◆ Given records:
▼

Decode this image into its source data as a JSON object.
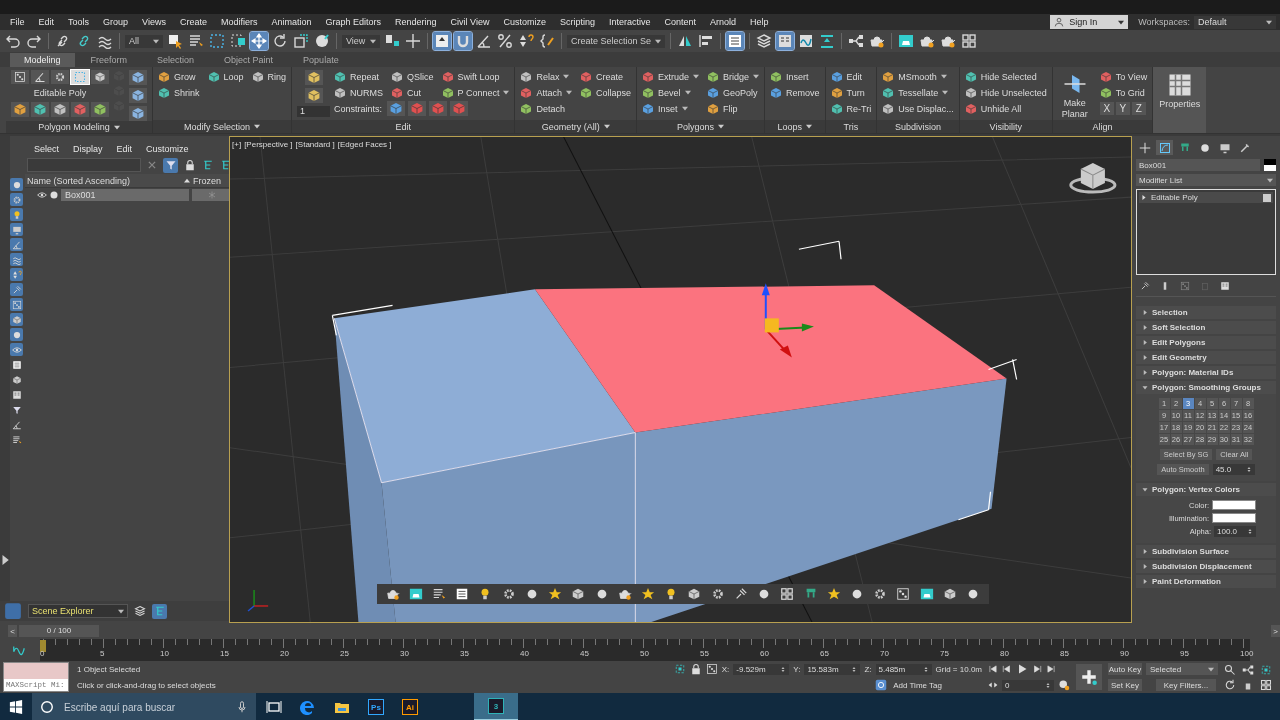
{
  "menu": [
    "File",
    "Edit",
    "Tools",
    "Group",
    "Views",
    "Create",
    "Modifiers",
    "Animation",
    "Graph Editors",
    "Rendering",
    "Civil View",
    "Customize",
    "Scripting",
    "Interactive",
    "Content",
    "Arnold",
    "Help"
  ],
  "account": {
    "sign_in": "Sign In",
    "workspaces_label": "Workspaces:",
    "workspace": "Default"
  },
  "toolbar": [
    {
      "kind": "button",
      "on": false
    },
    {
      "kind": "button",
      "on": false
    },
    {
      "kind": "button",
      "on": false
    },
    {
      "kind": "button",
      "on": false
    },
    {
      "kind": "button",
      "on": false
    },
    {
      "kind": "dropdown",
      "value": "All"
    },
    {
      "kind": "button",
      "on": false
    },
    {
      "kind": "button",
      "on": false
    },
    {
      "kind": "button",
      "on": false
    },
    {
      "kind": "button",
      "on": false
    },
    {
      "kind": "button",
      "on": true
    },
    {
      "kind": "button",
      "on": false
    },
    {
      "kind": "button",
      "on": false
    },
    {
      "kind": "button",
      "on": false
    },
    {
      "kind": "dropdown",
      "value": "View"
    },
    {
      "kind": "button",
      "on": false
    },
    {
      "kind": "button",
      "on": false
    },
    {
      "kind": "button",
      "on": true
    },
    {
      "kind": "button",
      "on": true
    },
    {
      "kind": "button",
      "on": false
    },
    {
      "kind": "button",
      "on": false
    },
    {
      "kind": "button",
      "on": false
    },
    {
      "kind": "button",
      "on": false
    },
    {
      "kind": "dropdown",
      "value": "Create Selection Se"
    },
    {
      "kind": "button",
      "on": false
    },
    {
      "kind": "button",
      "on": false
    },
    {
      "kind": "button",
      "on": true
    },
    {
      "kind": "button",
      "on": false
    },
    {
      "kind": "button",
      "on": true
    },
    {
      "kind": "button",
      "on": false
    },
    {
      "kind": "button",
      "on": false
    },
    {
      "kind": "button",
      "on": false
    },
    {
      "kind": "button",
      "on": false
    },
    {
      "kind": "button",
      "on": false
    },
    {
      "kind": "button",
      "on": false
    },
    {
      "kind": "button",
      "on": false
    },
    {
      "kind": "button",
      "on": false
    }
  ],
  "ribbon": {
    "tabs": [
      {
        "label": "Modeling",
        "selected": true
      },
      {
        "label": "Freeform",
        "selected": false
      },
      {
        "label": "Selection",
        "selected": false
      },
      {
        "label": "Object Paint",
        "selected": false
      },
      {
        "label": "Populate",
        "selected": false
      }
    ],
    "panels": [
      {
        "kind": "polymodel",
        "title": "Polygon Modeling",
        "menu": true,
        "label": "Editable Poly",
        "levels": [
          {
            "selected": false
          },
          {
            "selected": false
          },
          {
            "selected": false
          },
          {
            "selected": true
          },
          {
            "selected": false
          }
        ]
      },
      {
        "kind": "tools",
        "title": "Modify Selection",
        "menu": true,
        "columns": [
          [
            {
              "label": "Grow"
            },
            {
              "label": "Shrink"
            }
          ],
          [
            {
              "label": "Loop"
            }
          ],
          [
            {
              "label": "Ring"
            }
          ]
        ]
      },
      {
        "kind": "edit",
        "title": "Edit",
        "menu": false,
        "spinner": "1",
        "constraints": "Constraints:",
        "columns": [
          [
            {
              "label": "Repeat"
            },
            {
              "label": "NURMS"
            }
          ],
          [
            {
              "label": "QSlice"
            },
            {
              "label": "Cut"
            }
          ],
          [
            {
              "label": "Swift Loop"
            },
            {
              "label": "P Connect",
              "dropdown": true
            }
          ]
        ]
      },
      {
        "kind": "tools",
        "title": "Geometry (All)",
        "menu": true,
        "columns": [
          [
            {
              "label": "Relax",
              "dropdown": true
            },
            {
              "label": "Attach",
              "dropdown": true
            },
            {
              "label": "Detach"
            }
          ],
          [
            {
              "label": "Create"
            },
            {
              "label": "Collapse"
            }
          ]
        ]
      },
      {
        "kind": "tools",
        "title": "Polygons",
        "menu": true,
        "columns": [
          [
            {
              "label": "Extrude",
              "dropdown": true
            },
            {
              "label": "Bevel",
              "dropdown": true
            },
            {
              "label": "Inset",
              "dropdown": true
            }
          ],
          [
            {
              "label": "Bridge",
              "dropdown": true
            },
            {
              "label": "GeoPoly"
            },
            {
              "label": "Flip"
            }
          ]
        ]
      },
      {
        "kind": "tools",
        "title": "Loops",
        "menu": true,
        "columns": [
          [
            {
              "label": "Insert"
            },
            {
              "label": "Remove"
            }
          ]
        ]
      },
      {
        "kind": "tools",
        "title": "Tris",
        "menu": false,
        "columns": [
          [
            {
              "label": "Edit"
            },
            {
              "label": "Turn"
            },
            {
              "label": "Re-Tri"
            }
          ]
        ]
      },
      {
        "kind": "tools",
        "title": "Subdivision",
        "menu": false,
        "columns": [
          [
            {
              "label": "MSmooth",
              "dropdown": true
            },
            {
              "label": "Tessellate",
              "dropdown": true
            },
            {
              "label": "Use Displac..."
            }
          ]
        ]
      },
      {
        "kind": "tools",
        "title": "Visibility",
        "menu": false,
        "columns": [
          [
            {
              "label": "Hide Selected"
            },
            {
              "label": "Hide Unselected"
            },
            {
              "label": "Unhide All"
            }
          ]
        ]
      },
      {
        "kind": "tools",
        "title": "Align",
        "menu": false,
        "columns": [
          [
            {
              "label": "Make Planar",
              "kind": "big"
            }
          ],
          [
            {
              "label": "To View"
            },
            {
              "label": "To Grid"
            },
            {
              "kind": "axes",
              "axes": [
                "X",
                "Y",
                "Z"
              ]
            }
          ]
        ]
      },
      {
        "kind": "properties",
        "label": "Properties"
      }
    ]
  },
  "scene_explorer": {
    "filters": [
      {
        "on": true
      },
      {
        "on": true
      },
      {
        "on": true
      },
      {
        "on": true
      },
      {
        "on": true
      },
      {
        "on": true
      },
      {
        "on": true
      },
      {
        "on": true
      },
      {
        "on": true
      },
      {
        "on": true
      },
      {
        "on": true
      },
      {
        "on": true
      },
      {
        "on": false
      },
      {
        "on": false
      },
      {
        "on": false
      },
      {
        "on": false
      },
      {
        "on": false
      },
      {
        "on": false
      }
    ],
    "menu": [
      "Select",
      "Display",
      "Edit",
      "Customize"
    ],
    "columns": [
      "Name (Sorted Ascending)",
      "Frozen"
    ],
    "rows": [
      {
        "name": "Box001",
        "selected": true
      }
    ],
    "footer": "Scene Explorer"
  },
  "viewport": {
    "labels": [
      "[+]",
      "[Perspective ]",
      "[Standard ]",
      "[Edged Faces ]"
    ]
  },
  "command_panel": {
    "tabs": [
      {
        "selected": false
      },
      {
        "selected": true
      },
      {
        "selected": false
      },
      {
        "selected": false
      },
      {
        "selected": false
      },
      {
        "selected": false
      }
    ],
    "object_name": "Box001",
    "modifier_list": "Modifier List",
    "stack": [
      {
        "label": "Editable Poly"
      }
    ],
    "rollouts": [
      {
        "title": "Selection",
        "expanded": false
      },
      {
        "title": "Soft Selection",
        "expanded": false
      },
      {
        "title": "Edit Polygons",
        "expanded": false
      },
      {
        "title": "Edit Geometry",
        "expanded": false
      },
      {
        "title": "Polygon: Material IDs",
        "expanded": false
      },
      {
        "title": "Polygon: Smoothing Groups",
        "expanded": true,
        "kind": "smoothing",
        "groups": [
          {
            "label": "1",
            "selected": false
          },
          {
            "label": "2",
            "selected": false
          },
          {
            "label": "3",
            "selected": true
          },
          {
            "label": "4",
            "selected": false
          },
          {
            "label": "5",
            "selected": false
          },
          {
            "label": "6",
            "selected": false
          },
          {
            "label": "7",
            "selected": false
          },
          {
            "label": "8",
            "selected": false
          },
          {
            "label": "9",
            "selected": false
          },
          {
            "label": "10",
            "selected": false
          },
          {
            "label": "11",
            "selected": false
          },
          {
            "label": "12",
            "selected": false
          },
          {
            "label": "13",
            "selected": false
          },
          {
            "label": "14",
            "selected": false
          },
          {
            "label": "15",
            "selected": false
          },
          {
            "label": "16",
            "selected": false
          },
          {
            "label": "17",
            "selected": false
          },
          {
            "label": "18",
            "selected": false
          },
          {
            "label": "19",
            "selected": false
          },
          {
            "label": "20",
            "selected": false
          },
          {
            "label": "21",
            "selected": false
          },
          {
            "label": "22",
            "selected": false
          },
          {
            "label": "23",
            "selected": false
          },
          {
            "label": "24",
            "selected": false
          },
          {
            "label": "25",
            "selected": false
          },
          {
            "label": "26",
            "selected": false
          },
          {
            "label": "27",
            "selected": false
          },
          {
            "label": "28",
            "selected": false
          },
          {
            "label": "29",
            "selected": false
          },
          {
            "label": "30",
            "selected": false
          },
          {
            "label": "31",
            "selected": false
          },
          {
            "label": "32",
            "selected": false
          }
        ],
        "buttons": [
          "Select By SG",
          "Clear All"
        ],
        "auto_smooth": "Auto Smooth",
        "threshold": "45.0"
      },
      {
        "title": "Polygon: Vertex Colors",
        "expanded": true,
        "kind": "vertex_colors",
        "swatches": [
          {
            "label": "Color:",
            "color": "#ffffff"
          },
          {
            "label": "Illumination:",
            "color": "#ffffff"
          }
        ],
        "alpha_label": "Alpha:",
        "alpha": "100.0"
      },
      {
        "title": "Subdivision Surface",
        "expanded": false
      },
      {
        "title": "Subdivision Displacement",
        "expanded": false
      },
      {
        "title": "Paint Deformation",
        "expanded": false
      }
    ]
  },
  "time_slider": {
    "prev": "<",
    "position": "0 / 100",
    "next": ">"
  },
  "track_bar": {
    "ticks": [
      "0",
      "5",
      "10",
      "15",
      "20",
      "25",
      "30",
      "35",
      "40",
      "45",
      "50",
      "55",
      "60",
      "65",
      "70",
      "75",
      "80",
      "85",
      "90",
      "95",
      "100"
    ]
  },
  "status": {
    "listener": "MAXScript Mi:",
    "selection": "1 Object Selected",
    "prompt": "Click or click-and-drag to select objects",
    "coords": [
      {
        "axis": "X:",
        "value": "-9.529m"
      },
      {
        "axis": "Y:",
        "value": "15.583m"
      },
      {
        "axis": "Z:",
        "value": "5.485m"
      }
    ],
    "grid": "Grid = 10.0m",
    "time_tag": "Add Time Tag",
    "frame": "0",
    "auto_key": "Auto Key",
    "set_key": "Set Key",
    "key_mode": "Selected",
    "key_filters": "Key Filters..."
  },
  "taskbar": {
    "search_placeholder": "Escribe aquí para buscar",
    "apps": [
      {
        "kind": "task_view",
        "active": false
      },
      {
        "kind": "edge",
        "active": false
      },
      {
        "kind": "folder",
        "active": false
      },
      {
        "kind": "app",
        "label": "Ps",
        "color": "#31a8ff",
        "active": false
      },
      {
        "kind": "app",
        "label": "Ai",
        "color": "#ff9a00",
        "active": false
      },
      {
        "kind": "app",
        "label": "3",
        "color": "#2fb3b8",
        "active": true
      }
    ]
  }
}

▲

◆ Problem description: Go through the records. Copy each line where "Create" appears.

◆ Your response:
    "Create",
      "value": "Create Selection Se"
              "label": "Create"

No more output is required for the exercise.